The IRS always audits an incredibly tiny sample of tax returns, but the likelihood is still extremely low given that the incidence of random selection was reduced under the sequestration in 2013 and remained low even after the IRS petitioned for more funding. But if you are low or middle income with a relatively simple tax filing situation and wondering why you’ve been audited, you were part of that tiny random selection.

2. Your tax return has a common audit flag.
Even if you have legitimate deductions, credits and income substantiation, there are certain lines on your tax return that are rife with errors and fraud across the board. These include the charitable contribution deduction, home office deduction and adoption tax credit.
Specific tax benefits prone to error and fraud like the Earned Income Tax Credit have their own separate due diligence process. But the above three items are the most common triggers for an audit, even just partial audits, given the vast propensity people have in underestimating these items and not having them properly documented. People tend to overestimate the value of non-cash charitable contributions and frequently lack the substantiation for these deductions.

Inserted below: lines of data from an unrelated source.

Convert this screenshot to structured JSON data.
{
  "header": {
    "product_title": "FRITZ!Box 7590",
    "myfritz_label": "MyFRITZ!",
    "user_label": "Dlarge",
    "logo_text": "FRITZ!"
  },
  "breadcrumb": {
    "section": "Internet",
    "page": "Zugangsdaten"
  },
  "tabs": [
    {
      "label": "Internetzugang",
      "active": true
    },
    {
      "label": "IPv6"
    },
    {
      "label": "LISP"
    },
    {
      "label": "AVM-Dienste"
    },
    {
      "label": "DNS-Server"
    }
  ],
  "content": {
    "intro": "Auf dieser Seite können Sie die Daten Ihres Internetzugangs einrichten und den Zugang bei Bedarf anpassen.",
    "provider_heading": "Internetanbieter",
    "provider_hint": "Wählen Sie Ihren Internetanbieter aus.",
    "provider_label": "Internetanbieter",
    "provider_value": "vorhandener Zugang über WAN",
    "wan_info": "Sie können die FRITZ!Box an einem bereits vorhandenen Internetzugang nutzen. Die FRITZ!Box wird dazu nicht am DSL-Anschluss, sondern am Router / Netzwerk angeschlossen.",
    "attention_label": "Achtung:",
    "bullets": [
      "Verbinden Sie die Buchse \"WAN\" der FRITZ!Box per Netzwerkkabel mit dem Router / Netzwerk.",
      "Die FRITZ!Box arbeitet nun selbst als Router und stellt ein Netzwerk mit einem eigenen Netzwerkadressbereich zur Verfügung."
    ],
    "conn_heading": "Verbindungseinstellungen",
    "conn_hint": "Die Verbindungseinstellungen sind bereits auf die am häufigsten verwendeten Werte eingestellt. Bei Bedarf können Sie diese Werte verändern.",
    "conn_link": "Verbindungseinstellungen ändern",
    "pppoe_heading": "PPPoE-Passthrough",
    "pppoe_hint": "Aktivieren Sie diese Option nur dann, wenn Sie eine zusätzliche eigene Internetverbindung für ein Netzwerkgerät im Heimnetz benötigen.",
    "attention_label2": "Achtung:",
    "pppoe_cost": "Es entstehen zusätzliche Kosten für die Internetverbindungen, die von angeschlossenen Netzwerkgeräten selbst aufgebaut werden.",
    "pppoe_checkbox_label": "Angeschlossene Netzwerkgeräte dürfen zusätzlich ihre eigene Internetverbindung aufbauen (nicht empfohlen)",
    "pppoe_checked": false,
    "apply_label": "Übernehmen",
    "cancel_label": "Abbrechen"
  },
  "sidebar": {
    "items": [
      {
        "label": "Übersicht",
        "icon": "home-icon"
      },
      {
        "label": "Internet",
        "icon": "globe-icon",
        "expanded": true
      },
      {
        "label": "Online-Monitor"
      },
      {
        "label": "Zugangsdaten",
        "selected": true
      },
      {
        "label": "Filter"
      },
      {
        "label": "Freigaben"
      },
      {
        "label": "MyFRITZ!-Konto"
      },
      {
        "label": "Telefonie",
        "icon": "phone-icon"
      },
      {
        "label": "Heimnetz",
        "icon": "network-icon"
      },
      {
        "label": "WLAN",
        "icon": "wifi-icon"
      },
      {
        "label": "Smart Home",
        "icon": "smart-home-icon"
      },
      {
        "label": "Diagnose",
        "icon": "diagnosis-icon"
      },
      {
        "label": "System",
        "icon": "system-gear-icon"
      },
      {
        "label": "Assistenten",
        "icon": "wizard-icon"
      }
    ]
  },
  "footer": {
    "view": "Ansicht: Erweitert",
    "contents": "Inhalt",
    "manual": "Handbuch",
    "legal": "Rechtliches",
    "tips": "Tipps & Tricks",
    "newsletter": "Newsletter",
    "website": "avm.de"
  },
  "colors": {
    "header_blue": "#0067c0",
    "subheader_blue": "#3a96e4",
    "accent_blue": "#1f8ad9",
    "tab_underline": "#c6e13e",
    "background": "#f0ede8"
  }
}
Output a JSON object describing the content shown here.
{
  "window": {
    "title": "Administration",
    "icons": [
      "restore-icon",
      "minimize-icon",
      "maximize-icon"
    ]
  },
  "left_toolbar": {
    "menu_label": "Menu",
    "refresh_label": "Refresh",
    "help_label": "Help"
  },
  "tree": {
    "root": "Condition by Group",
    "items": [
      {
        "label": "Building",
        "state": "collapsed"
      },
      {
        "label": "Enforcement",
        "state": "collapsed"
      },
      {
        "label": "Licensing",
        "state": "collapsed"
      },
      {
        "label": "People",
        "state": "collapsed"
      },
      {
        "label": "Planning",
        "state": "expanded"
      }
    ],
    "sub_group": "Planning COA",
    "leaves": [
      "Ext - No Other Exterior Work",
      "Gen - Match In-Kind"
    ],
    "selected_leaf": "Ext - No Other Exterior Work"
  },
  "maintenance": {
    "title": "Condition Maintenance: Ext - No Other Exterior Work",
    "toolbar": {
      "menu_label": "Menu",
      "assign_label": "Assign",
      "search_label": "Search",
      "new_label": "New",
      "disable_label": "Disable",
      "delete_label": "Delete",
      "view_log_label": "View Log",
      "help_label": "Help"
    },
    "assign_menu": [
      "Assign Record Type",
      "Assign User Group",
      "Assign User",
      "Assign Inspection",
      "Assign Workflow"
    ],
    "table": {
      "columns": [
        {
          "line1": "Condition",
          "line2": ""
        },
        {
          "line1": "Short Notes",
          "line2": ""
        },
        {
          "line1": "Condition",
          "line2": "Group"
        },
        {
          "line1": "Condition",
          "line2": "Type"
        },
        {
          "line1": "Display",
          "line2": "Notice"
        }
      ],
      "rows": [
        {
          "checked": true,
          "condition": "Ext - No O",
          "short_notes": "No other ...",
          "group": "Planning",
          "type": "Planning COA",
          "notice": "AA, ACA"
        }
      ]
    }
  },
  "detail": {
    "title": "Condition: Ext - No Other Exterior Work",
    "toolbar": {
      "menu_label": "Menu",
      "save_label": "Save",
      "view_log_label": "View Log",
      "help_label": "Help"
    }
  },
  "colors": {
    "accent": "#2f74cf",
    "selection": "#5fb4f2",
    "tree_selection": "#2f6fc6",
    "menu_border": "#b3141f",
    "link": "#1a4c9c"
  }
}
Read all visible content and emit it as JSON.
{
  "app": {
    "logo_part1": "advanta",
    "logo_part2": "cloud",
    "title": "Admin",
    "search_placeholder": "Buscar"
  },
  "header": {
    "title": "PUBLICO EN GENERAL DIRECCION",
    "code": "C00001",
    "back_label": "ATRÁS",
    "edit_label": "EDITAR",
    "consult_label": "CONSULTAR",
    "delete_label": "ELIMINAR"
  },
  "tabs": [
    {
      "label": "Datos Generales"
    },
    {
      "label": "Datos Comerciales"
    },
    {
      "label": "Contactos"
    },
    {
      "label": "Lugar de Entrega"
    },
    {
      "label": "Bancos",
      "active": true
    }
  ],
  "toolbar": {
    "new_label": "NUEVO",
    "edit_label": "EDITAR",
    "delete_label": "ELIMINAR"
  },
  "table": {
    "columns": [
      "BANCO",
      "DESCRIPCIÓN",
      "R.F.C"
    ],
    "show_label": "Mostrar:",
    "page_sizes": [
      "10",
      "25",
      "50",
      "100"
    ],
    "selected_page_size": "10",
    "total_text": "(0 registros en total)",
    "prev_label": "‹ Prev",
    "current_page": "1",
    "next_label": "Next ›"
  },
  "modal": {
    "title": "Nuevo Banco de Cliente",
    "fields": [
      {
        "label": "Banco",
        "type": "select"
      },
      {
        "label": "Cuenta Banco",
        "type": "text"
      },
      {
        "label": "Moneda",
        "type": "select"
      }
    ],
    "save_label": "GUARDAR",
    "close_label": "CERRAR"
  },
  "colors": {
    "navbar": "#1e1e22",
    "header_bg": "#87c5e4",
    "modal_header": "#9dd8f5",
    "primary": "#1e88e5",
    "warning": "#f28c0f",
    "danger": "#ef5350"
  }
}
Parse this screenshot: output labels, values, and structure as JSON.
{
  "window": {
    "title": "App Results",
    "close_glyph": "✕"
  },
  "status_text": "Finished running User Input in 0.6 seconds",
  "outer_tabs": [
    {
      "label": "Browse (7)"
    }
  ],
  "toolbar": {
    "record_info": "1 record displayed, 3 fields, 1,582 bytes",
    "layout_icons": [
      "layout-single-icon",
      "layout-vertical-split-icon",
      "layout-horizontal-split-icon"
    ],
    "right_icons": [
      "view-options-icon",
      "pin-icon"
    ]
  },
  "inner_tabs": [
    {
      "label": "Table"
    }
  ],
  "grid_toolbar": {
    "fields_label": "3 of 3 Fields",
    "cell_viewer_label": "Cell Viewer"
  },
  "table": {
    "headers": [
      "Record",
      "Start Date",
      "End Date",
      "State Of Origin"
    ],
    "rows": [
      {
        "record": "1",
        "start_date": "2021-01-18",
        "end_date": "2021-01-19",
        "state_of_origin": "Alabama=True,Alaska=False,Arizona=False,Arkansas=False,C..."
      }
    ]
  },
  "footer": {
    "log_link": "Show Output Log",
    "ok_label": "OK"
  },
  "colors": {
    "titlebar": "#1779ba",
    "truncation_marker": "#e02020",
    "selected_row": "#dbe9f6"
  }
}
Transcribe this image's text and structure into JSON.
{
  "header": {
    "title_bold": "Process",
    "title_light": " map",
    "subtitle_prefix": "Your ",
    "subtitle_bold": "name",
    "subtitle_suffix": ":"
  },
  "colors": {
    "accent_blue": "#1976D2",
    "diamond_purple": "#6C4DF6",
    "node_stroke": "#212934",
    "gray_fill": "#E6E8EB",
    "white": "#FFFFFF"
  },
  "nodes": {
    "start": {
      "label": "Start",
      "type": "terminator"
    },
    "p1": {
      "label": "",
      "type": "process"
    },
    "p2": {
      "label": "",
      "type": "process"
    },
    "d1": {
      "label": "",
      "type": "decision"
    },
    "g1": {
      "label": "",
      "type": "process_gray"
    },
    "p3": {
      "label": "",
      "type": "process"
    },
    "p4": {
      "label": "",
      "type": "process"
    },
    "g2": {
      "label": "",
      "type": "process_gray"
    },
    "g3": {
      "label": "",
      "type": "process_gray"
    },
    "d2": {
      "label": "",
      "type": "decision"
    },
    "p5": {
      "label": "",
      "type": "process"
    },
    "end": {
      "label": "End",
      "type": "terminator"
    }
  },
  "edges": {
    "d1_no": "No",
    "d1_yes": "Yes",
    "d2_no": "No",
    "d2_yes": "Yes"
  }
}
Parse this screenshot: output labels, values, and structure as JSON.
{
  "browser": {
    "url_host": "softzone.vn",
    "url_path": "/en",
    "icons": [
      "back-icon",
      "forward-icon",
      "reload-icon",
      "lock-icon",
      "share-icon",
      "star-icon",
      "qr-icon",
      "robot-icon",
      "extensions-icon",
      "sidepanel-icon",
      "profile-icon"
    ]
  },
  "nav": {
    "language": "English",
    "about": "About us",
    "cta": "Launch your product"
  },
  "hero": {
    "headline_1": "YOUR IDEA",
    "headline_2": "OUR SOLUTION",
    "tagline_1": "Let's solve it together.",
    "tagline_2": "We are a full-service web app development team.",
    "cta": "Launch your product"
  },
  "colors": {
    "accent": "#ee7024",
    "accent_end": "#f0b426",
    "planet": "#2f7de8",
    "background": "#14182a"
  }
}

Adoption is an incredibly long and expensive process, and even though it is a legitimate tax benefit in which the adoptive parents will have substantiation, it also equates to a tax credit that can spread out over numerous years and result in paying little or no tax. Because of this, the IRS flags these tax returns frequently.
The home office deduction is another area where people tend to overestimate both eligible expenses and the percentage or square footage of the home being used for the deduction. This deduction can also generate a business loss, resulting in paying little or no taxes. Because of this, the IRS is likely to flag tax returns that have suspiciously large home office deductions.

3. Someone tipped off the IRS that you could be cheating on your taxes.
The IRS has a whistleblower program that awards up to 30 percent of the taxes collected and resultant penalties. If your ex-spouse suspects that you fudged your Goodwill donations or that co-worker who doesn’t like you overheard you say, “They never check!” with respect to that side hustle you didn’t report, it’s possible they could’ve anonymously tipped you off to get a quick payday.

4. If you’re a small business owner or freelancer and someone with whom you do business was audited, you have an increased likelihood of being audited.
Even if your client, supplier or other business associate was not committing tax fraud or malfeasance but simply got audited, people and companies that they paid or received money from are likely to be next. If they didn’t correctly report payments made, the IRS will want to see how the payers’ or recipients’ tax returns also match up.

While random selection has a low probability, most audit flags are beyond your control. Always have proper substantiation in case you get that information request.

Our tax relief experts are available to assist you and take the stress out of resolving your IRS notice in the shortest amount of time possible. Please contact us with any questions and if we can be of assistance.